Young Adults’ Self-Control Over Alcohol Boosted by Intervention
In the U.S. and many other countries, early adulthood is known as a time of high alcohol consumption and involvement in risky, potentially life-threatening alcohol-related practices. For young adults (and the members of other age groups), the ability to limit alcohol intake is linked to a belief in one’s ability to control drinking urges and behaviors. In a study scheduled for publication in July 2014 in the journal Addictive Behaviors, researchers from Great Britain and Iran investigated whether young adults can learn to increase their perceived level of drinking self-control.
Young Adults and Drinking
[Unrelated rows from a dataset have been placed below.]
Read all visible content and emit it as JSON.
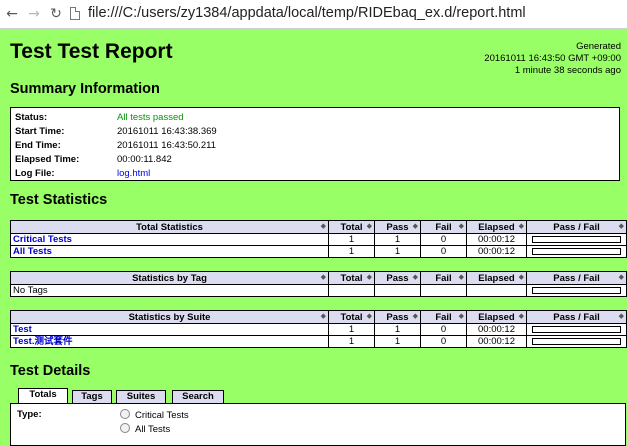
{
  "browser": {
    "url": "file:///C:/users/zy1384/appdata/local/temp/RIDEbaq_ex.d/report.html"
  },
  "header": {
    "title": "Test Test Report",
    "generated_label": "Generated",
    "generated_time": "20161011 16:43:50 GMT +09:00",
    "generated_ago": "1 minute 38 seconds ago"
  },
  "summary": {
    "heading": "Summary Information",
    "rows": [
      {
        "label": "Status:",
        "value": "All tests passed"
      },
      {
        "label": "Start Time:",
        "value": "20161011 16:43:38.369"
      },
      {
        "label": "End Time:",
        "value": "20161011 16:43:50.211"
      },
      {
        "label": "Elapsed Time:",
        "value": "00:00:11.842"
      },
      {
        "label": "Log File:",
        "value": "log.html"
      }
    ]
  },
  "statistics": {
    "heading": "Test Statistics",
    "columns": {
      "total": "Total",
      "pass": "Pass",
      "fail": "Fail",
      "elapsed": "Elapsed",
      "passfail": "Pass / Fail"
    },
    "total_table": {
      "title": "Total Statistics",
      "rows": [
        {
          "name": "Critical Tests",
          "total": "1",
          "pass": "1",
          "fail": "0",
          "elapsed": "00:00:12",
          "pass_ratio": 1.0
        },
        {
          "name": "All Tests",
          "total": "1",
          "pass": "1",
          "fail": "0",
          "elapsed": "00:00:12",
          "pass_ratio": 1.0
        }
      ]
    },
    "tag_table": {
      "title": "Statistics by Tag",
      "empty_text": "No Tags"
    },
    "suite_table": {
      "title": "Statistics by Suite",
      "rows": [
        {
          "name": "Test",
          "total": "1",
          "pass": "1",
          "fail": "0",
          "elapsed": "00:00:12",
          "pass_ratio": 1.0
        },
        {
          "name": "Test.测试套件",
          "total": "1",
          "pass": "1",
          "fail": "0",
          "elapsed": "00:00:12",
          "pass_ratio": 1.0
        }
      ]
    }
  },
  "details": {
    "heading": "Test Details",
    "tabs": [
      "Totals",
      "Tags",
      "Suites",
      "Search"
    ],
    "active_tab": "Totals",
    "type_label": "Type:",
    "options": [
      "Critical Tests",
      "All Tests"
    ]
  },
  "colors": {
    "background": "#99FF66",
    "table_header": "#DCDCF0",
    "pass_bar": "#00CC00",
    "pass_text": "#009900",
    "link": "#0000EE"
  }
}
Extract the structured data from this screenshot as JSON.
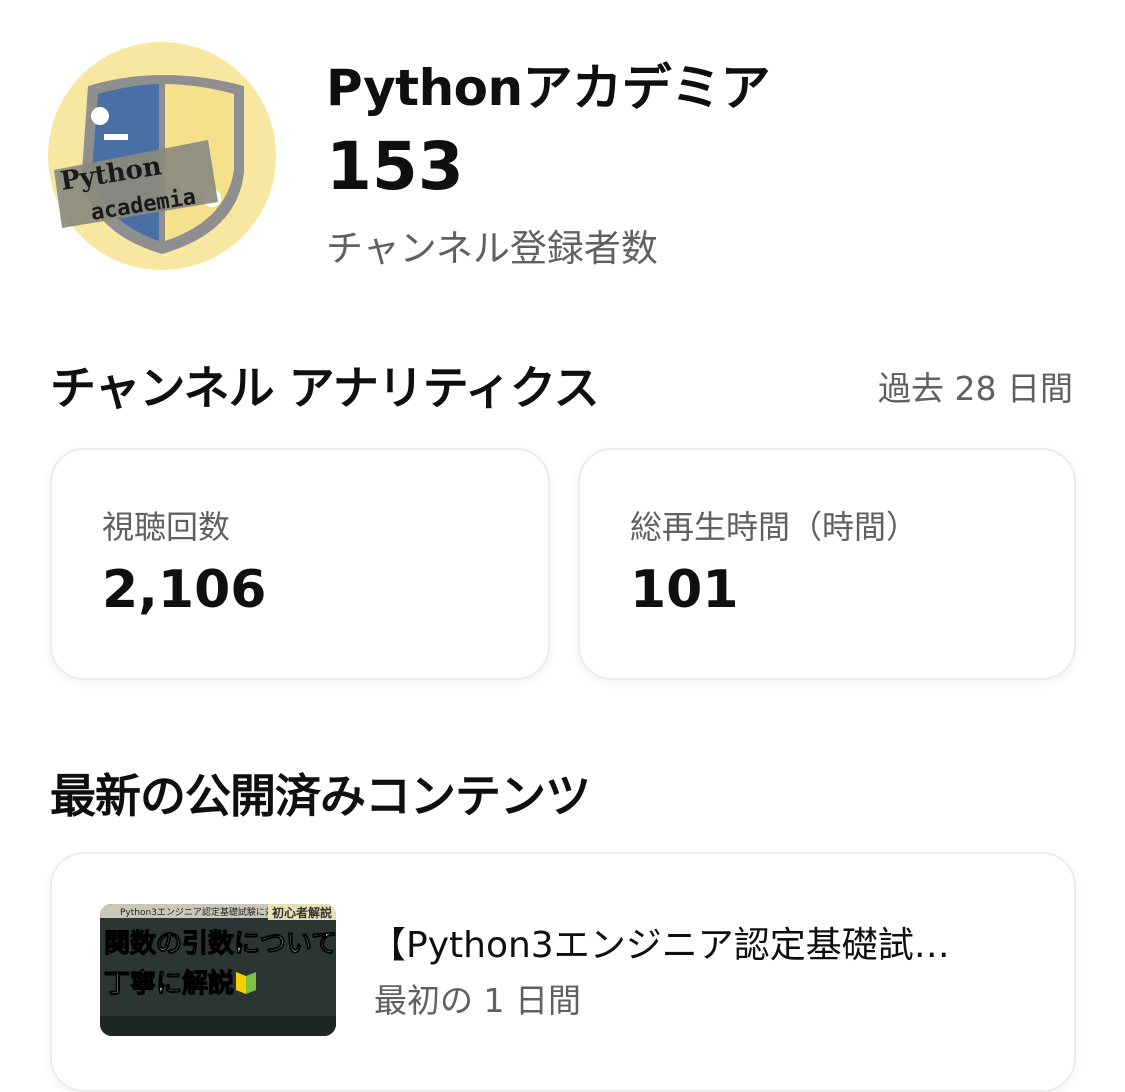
{
  "channel": {
    "name": "Pythonアカデミア",
    "subscriber_count": "153",
    "subscriber_label": "チャンネル登録者数",
    "avatar": {
      "line1": "Python",
      "line2": "academia",
      "bg_color": "#f7e7a0",
      "shield_blue": "#4a6fa5",
      "shield_yellow": "#f5e08c"
    }
  },
  "analytics": {
    "title": "チャンネル アナリティクス",
    "period": "過去 28 日間",
    "metrics": [
      {
        "label": "視聴回数",
        "value": "2,106"
      },
      {
        "label": "総再生時間（時間）",
        "value": "101"
      }
    ]
  },
  "latest": {
    "title": "最新の公開済みコンテンツ",
    "video": {
      "title": "【Python3エンジニア認定基礎試…",
      "subtitle": "最初の 1 日間",
      "thumbnail": {
        "top_text": "Python3エンジニア認定基礎試験に対応",
        "corner_text": "初心者解説",
        "line1_a": "関数の",
        "line1_b": "引数",
        "line1_c": "について",
        "line2": "丁寧に解説",
        "highlight_color": "#e53935"
      }
    }
  }
}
The federal Substance Abuse and Mental Health Services Administration tracks year-to-year drinking behaviors among all Americans age 12 or older with a project called the National Survey on Drug Use and Health. The latest figures from this project show that, in the U.S., the peak overall rate of involvement in alcohol use occurs in young adults between the ages of 21 and 29. Compared to any other age group, young adults between the ages of 18 and 34 have the highest level of participation in heavy or excessive drinking, a term used to describe a weekly or monthly level of alcohol intake that leads to seriously increased risks for receiving an official diagnosis of alcohol-related problems (alcohol abuse and/or alcoholism).
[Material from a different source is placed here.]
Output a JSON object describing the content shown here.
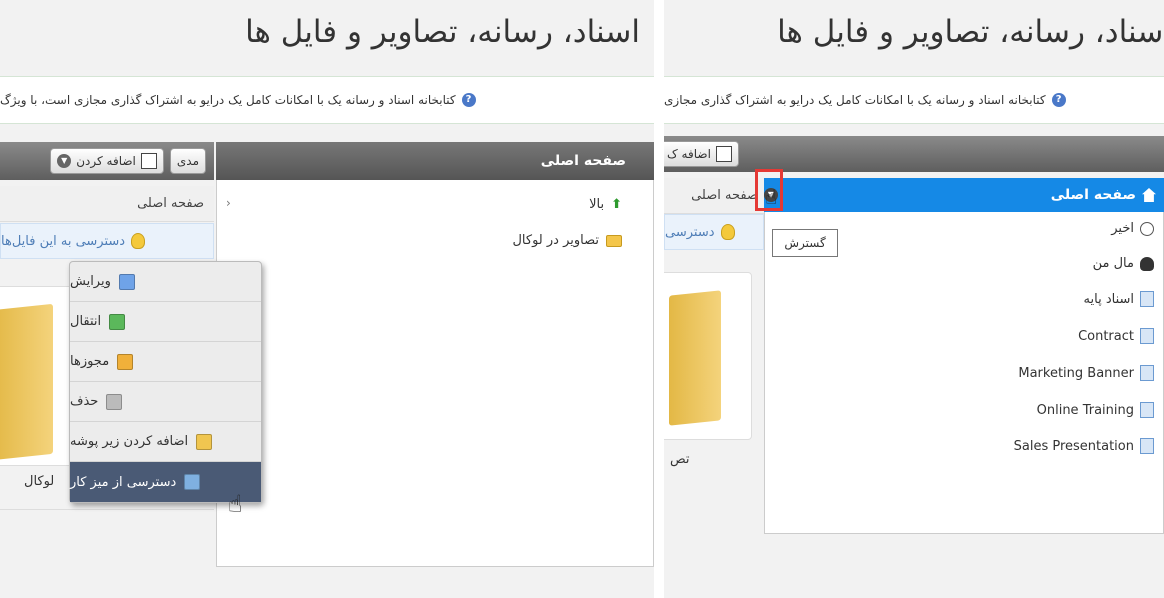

Young adults in this same age range also have the highest level of participation in binge drinking, a form of rapid alcohol consumption that intentionally or unintentionally produces a state of legal drunkenness in a single, relatively short drinking bout. Major problems associated with binge drinking participation include fatal or nonfatal accidents, fatal or nonfatal acts of intentional violence, disruption of vital organ systems, fatal or nonfatal cases of alcohol poisoning, low academic performance and participation in unsafe sex.
Alcohol and Self-Control
Psychologists and psychiatrists sometimes refer to a belief in the ability to exert control over your own behavior as self-efficacy. The same term applies to a belief in the ability to withstand social pressures and a belief in the ability to determine your own underlying reasons for acting a certain way or setting specific goals. Generally speaking, people with adequate self-efficacy feel that they command their own destiny, while people with inadequate self-efficacy feel that their destiny depends on the actions of others or on the behavioral standards set by a peer group or a larger segment of society. The ability to control involvement in alcohol consumption (and other forms of substance use) can be heavily impacted by a perceived ability or inability to choose your own direction.
Can Young Adults Learn Self-Control?
In the study slated for publication in Addictive Behaviors, researchers from Great Britain’s Bangor University and Iran’s Ferdowsi University of Mashhad used a laboratory experiment to assess the possibility of improving the amount of self-perceived control that young adults have over their drinking behaviors. The participants in this experiment were 106 college students classified as moderate drinkers (people who don’t habitually consume enough alcohol to increase their risks for diagnosable problems). Some of these students were subjected to interventions specifically designed to increase a sense of drinking self-control, while others were subjected to interventions designed to decrease a sense of drinking self-control. The study also included a third group of study participants who did not have their perceived level of alcohol-related control destabilized or enhanced.
Before taking part in the experiment, all three groups exhibited roughly the same level of belief in their ability to control their drinking urges and behaviors. Specific aspects of this self-control included knowledge about alcohol-related harm, sensitivity to the effects of active alcohol consumption, the ability to choose whether or not to drink in a current situation and the ability to set future goals about drinking involvement. After taking part in the experiment, the group exposed to interventions designed to enhance a sense of self-control did indeed show an improved ability to establish their own drinking motivations, as well as a decline in their urges to consume more alcohol. On the other hand, the group exposed to interventions designed to destabilize a sense of self-control showed a decreased ability to establish their own drinking motivations, as well as an increase in their urges to consume more alcohol.
The study’s authors concluded that, with help from properly implemented assistance, young adults can learn how to increase their sense of alcohol-related self-efficacy.